Maru: Affordable kaiseki in central Tokyo
Kaiseki dining is notoriously difficult to access as a gaijin in Japan — you need an introduction and even if you have the luck to get a reservation, it’s all clouded in formal Japanese, so it’s not very accessible to your average gaijin.
This is where Rakushokushu Maru comes in: it offers a wonderful alternative for the expat community in Tokyo — modern kaiseki cuisine with an English menu and English-speaking staff. Lest you think it will be swarmed with gaijins, I didn’t get that impression at all when I went. It seemed like there was a 50-50 balance of locals and foreigners.
Maru has a discreet entrance and once inside, you will be ensconced in a cosy restaurant with woody interior and hushed conversation. Apparently, you can order a full course before your reservation or go ala carte. Ours was a last minute decision so we went ala carte and I was pleased with our selection.

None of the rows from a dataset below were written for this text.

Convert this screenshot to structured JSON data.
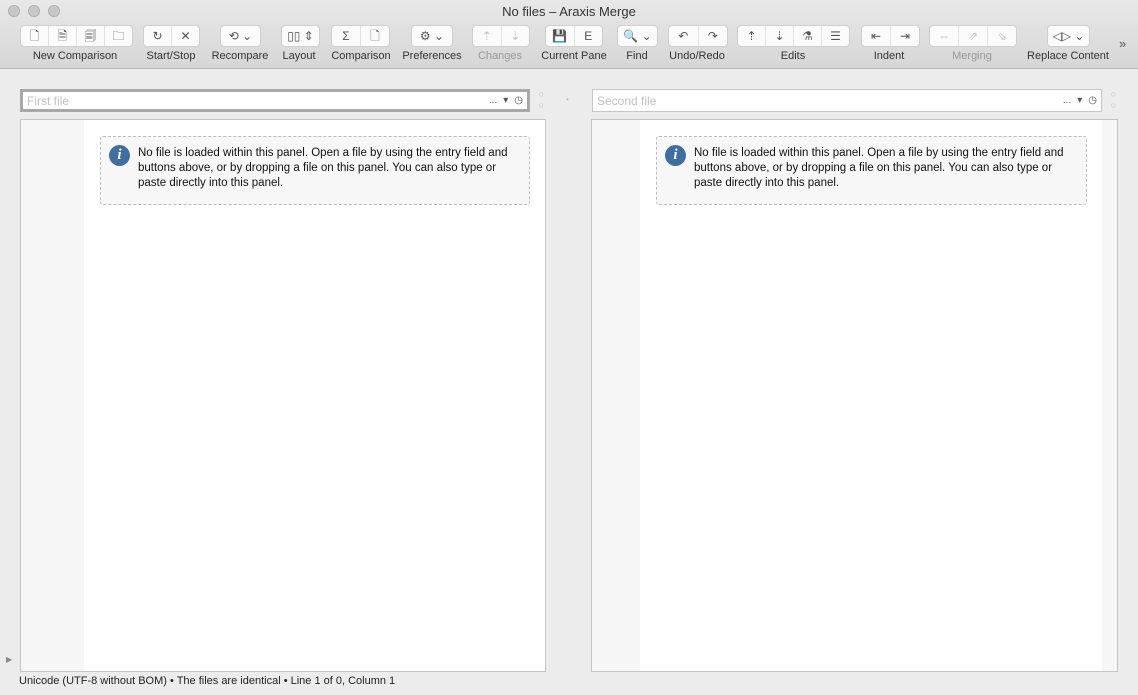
{
  "window": {
    "title": "No files – Araxis Merge"
  },
  "toolbar": {
    "groups": [
      {
        "label": "New Comparison",
        "icons": [
          "🗋",
          "🗎",
          "🗐",
          "🗀"
        ],
        "enabled": true
      },
      {
        "label": "Start/Stop",
        "icons": [
          "↻",
          "✕"
        ],
        "enabled": true
      },
      {
        "label": "Recompare",
        "icons": [
          "⟲ ⌄"
        ],
        "enabled": true
      },
      {
        "label": "Layout",
        "icons": [
          "▯▯ ⇕"
        ],
        "enabled": true
      },
      {
        "label": "Comparison",
        "icons": [
          "Σ",
          "🗋"
        ],
        "enabled": true
      },
      {
        "label": "Preferences",
        "icons": [
          "⚙ ⌄"
        ],
        "enabled": true
      },
      {
        "label": "Changes",
        "icons": [
          "⇡",
          "⇣"
        ],
        "enabled": false
      },
      {
        "label": "Current Pane",
        "icons": [
          "💾",
          "E"
        ],
        "enabled": true
      },
      {
        "label": "Find",
        "icons": [
          "🔍 ⌄"
        ],
        "enabled": true
      },
      {
        "label": "Undo/Redo",
        "icons": [
          "↶",
          "↷"
        ],
        "enabled": true
      },
      {
        "label": "Edits",
        "icons": [
          "⇡",
          "⇣",
          "⚗",
          "☰"
        ],
        "enabled": true
      },
      {
        "label": "Indent",
        "icons": [
          "⇤",
          "⇥"
        ],
        "enabled": true
      },
      {
        "label": "Merging",
        "icons": [
          "⇔",
          "⇗",
          "⇘"
        ],
        "enabled": false
      },
      {
        "label": "Replace Content",
        "icons": [
          "◁▷ ⌄"
        ],
        "enabled": true
      }
    ],
    "overflow": "»"
  },
  "left": {
    "placeholder": "First file",
    "value": "",
    "menu": "...",
    "dropdown": "▾",
    "history": "◷",
    "message": "No file is loaded within this panel. Open a file by using the entry field and buttons above, or by dropping a file on this panel. You can also type or paste directly into this panel."
  },
  "right": {
    "placeholder": "Second file",
    "value": "",
    "menu": "...",
    "dropdown": "▾",
    "history": "◷",
    "message": "No file is loaded within this panel. Open a file by using the entry field and buttons above, or by dropping a file on this panel. You can also type or paste directly into this panel."
  },
  "status": {
    "text": "Unicode (UTF-8 without BOM) • The files are identical • Line 1 of 0, Column 1"
  }
}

We kicked things off wit ha bubbly, cloudy sake, which was gorgeous in its smooth, slightly sweet, slightly tart palate. Be warned, it goes down too easily and you could get quite tipsy from this drink.
Let’s get into the food. I’ve had a couple of kaiseki spreads in ryokans and what we had at Maru matches up in terms of quality. Most of the dishes were simple creations where the extremely fresh meat and produce shone through their herbs and condiments.
This croquette dish was one of the few modern touches in the menu. It wasn’t too heavy because the portions were small and the crust was surprisingly light.
This was probably my least favourite of all the dishes, but only because I wasn’t fond of the barely seared pork slices. The watercress and sauce, on the other hand, were fresh and savoury.
You have to order the rice half an hour in advance and you won’t regret it. It comes in a black cauldron-like pot and what you get is a tasty, moist rice which you eat with pickles and a dried sardine paste (pictured below), which is not for those who dislike pungent fishy aromas.
The most complicated dish during the evening was very kaiseki in nature — a deep-fried minced root vegetable ball that floated in a thick, salty broth with scallions. It was hearty despite its tiny thimble size.
Meat-lovers will swoon over this unadorned smoky platter of roast pork. The secret probably lies in the excellent cut from the freshest of pork and a very subtle marinade on its skin.
Even the bill was done in the spirit of kaiseki. There is usually no direct exchange of money for authentic kaiseki dinners and customers pay their bill via bank transfers a few days or even weeks after their meal. Maru placed the bill simply as a number scribbled on a piece of paper in a cloth envelope, so we put our cash in there, and that was it. We paid a little over the amount required but didn’t stay for the change, but I wonder if we’d waited, would there have been a receipt? By the way, the bill was split between four people, so it was about 8,000JPY per head. Not bad at all for such a classy spread.
Address: Aoyama KT Building B1F, 5-50-8 Jingumae, Shibuya-ku
Opening hours: Lunch: 1130 – 1400 (Mon – Fri); dinner 1800 – 0100 (Fri 1800 – 0200; Sun 1800 – midnight)
Nearest station: Omotesando (B2 exit)